Segment Start: Supplied material

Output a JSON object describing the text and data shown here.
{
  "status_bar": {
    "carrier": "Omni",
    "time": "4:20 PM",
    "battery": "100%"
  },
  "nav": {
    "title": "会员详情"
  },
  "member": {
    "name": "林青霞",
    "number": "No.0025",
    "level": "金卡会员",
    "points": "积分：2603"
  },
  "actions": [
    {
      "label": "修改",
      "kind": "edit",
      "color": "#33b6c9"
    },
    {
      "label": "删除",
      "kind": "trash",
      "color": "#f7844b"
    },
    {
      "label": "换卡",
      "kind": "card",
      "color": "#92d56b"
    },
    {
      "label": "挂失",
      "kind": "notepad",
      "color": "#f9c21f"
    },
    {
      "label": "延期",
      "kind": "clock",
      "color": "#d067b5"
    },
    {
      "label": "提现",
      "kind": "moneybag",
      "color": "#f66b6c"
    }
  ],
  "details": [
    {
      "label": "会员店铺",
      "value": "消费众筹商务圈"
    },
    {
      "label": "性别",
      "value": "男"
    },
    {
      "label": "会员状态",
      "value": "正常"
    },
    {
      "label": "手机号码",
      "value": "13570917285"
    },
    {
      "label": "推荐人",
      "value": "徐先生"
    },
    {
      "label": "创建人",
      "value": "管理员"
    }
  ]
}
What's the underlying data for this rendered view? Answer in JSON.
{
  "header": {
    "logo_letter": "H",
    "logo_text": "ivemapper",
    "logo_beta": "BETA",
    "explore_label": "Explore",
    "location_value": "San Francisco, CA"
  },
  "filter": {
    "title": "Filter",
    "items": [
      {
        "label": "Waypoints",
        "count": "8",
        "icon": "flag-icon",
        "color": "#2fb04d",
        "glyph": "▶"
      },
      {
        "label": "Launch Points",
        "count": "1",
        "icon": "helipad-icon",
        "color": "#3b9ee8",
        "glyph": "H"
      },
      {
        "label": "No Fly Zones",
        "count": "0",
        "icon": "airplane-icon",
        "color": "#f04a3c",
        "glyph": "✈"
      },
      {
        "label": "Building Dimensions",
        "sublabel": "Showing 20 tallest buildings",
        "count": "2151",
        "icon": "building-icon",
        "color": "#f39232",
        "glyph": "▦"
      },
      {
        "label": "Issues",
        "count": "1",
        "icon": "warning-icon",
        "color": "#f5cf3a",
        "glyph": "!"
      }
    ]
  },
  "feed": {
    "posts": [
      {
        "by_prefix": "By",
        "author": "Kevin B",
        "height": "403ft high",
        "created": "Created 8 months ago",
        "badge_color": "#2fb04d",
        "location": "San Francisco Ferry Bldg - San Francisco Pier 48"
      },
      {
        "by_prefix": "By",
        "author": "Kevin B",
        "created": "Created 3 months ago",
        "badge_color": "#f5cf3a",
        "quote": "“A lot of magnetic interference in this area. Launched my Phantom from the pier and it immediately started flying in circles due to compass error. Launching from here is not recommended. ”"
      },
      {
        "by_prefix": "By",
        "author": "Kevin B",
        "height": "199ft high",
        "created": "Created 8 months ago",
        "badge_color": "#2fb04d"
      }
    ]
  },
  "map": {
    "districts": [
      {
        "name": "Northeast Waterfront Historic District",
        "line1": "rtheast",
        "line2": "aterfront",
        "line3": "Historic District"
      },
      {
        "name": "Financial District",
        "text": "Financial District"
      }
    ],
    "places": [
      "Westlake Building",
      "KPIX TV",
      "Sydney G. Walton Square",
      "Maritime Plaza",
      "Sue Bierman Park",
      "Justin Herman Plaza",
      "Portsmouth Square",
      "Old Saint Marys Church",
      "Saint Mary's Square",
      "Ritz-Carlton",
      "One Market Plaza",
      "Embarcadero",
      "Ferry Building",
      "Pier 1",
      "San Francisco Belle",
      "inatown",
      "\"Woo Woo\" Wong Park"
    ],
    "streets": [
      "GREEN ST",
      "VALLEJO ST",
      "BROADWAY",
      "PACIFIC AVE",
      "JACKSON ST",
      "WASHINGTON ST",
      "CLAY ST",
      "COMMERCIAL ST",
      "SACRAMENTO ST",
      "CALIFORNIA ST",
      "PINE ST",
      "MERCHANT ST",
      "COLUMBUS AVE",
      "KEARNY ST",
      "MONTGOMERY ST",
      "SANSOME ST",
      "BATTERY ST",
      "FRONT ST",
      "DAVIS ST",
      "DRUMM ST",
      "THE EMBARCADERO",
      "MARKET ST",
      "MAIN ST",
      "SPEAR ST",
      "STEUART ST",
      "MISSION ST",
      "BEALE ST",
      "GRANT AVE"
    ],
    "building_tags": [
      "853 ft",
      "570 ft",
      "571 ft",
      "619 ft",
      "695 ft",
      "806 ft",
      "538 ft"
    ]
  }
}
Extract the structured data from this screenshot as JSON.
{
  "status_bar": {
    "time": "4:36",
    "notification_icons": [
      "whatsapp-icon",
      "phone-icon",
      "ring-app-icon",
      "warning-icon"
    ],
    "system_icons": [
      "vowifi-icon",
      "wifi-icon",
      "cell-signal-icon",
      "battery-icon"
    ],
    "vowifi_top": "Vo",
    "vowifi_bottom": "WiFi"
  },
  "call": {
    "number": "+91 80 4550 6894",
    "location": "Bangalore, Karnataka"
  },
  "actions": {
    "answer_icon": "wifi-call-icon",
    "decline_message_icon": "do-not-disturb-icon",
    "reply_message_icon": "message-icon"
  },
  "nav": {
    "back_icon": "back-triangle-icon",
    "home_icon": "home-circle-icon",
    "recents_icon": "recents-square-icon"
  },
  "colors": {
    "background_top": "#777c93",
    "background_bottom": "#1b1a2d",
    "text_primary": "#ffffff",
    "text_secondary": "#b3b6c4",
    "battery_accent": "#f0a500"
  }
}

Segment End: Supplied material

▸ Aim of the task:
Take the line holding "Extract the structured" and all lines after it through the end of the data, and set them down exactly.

▸ Result of this task:
Extract the structured data from this screenshot as JSON.
{
  "status_bar": {
    "time": "4:36",
    "notification_icons": [
      "whatsapp-icon",
      "phone-icon",
      "ring-app-icon",
      "warning-icon"
    ],
    "system_icons": [
      "vowifi-icon",
      "wifi-icon",
      "cell-signal-icon",
      "battery-icon"
    ],
    "vowifi_top": "Vo",
    "vowifi_bottom": "WiFi"
  },
  "call": {
    "number": "+91 80 4550 6894",
    "location": "Bangalore, Karnataka"
  },
  "actions": {
    "answer_icon": "wifi-call-icon",
    "decline_message_icon": "do-not-disturb-icon",
    "reply_message_icon": "message-icon"
  },
  "nav": {
    "back_icon": "back-triangle-icon",
    "home_icon": "home-circle-icon",
    "recents_icon": "recents-square-icon"
  },
  "colors": {
    "background_top": "#777c93",
    "background_bottom": "#1b1a2d",
    "text_primary": "#ffffff",
    "text_secondary": "#b3b6c4",
    "battery_accent": "#f0a500"
  }
}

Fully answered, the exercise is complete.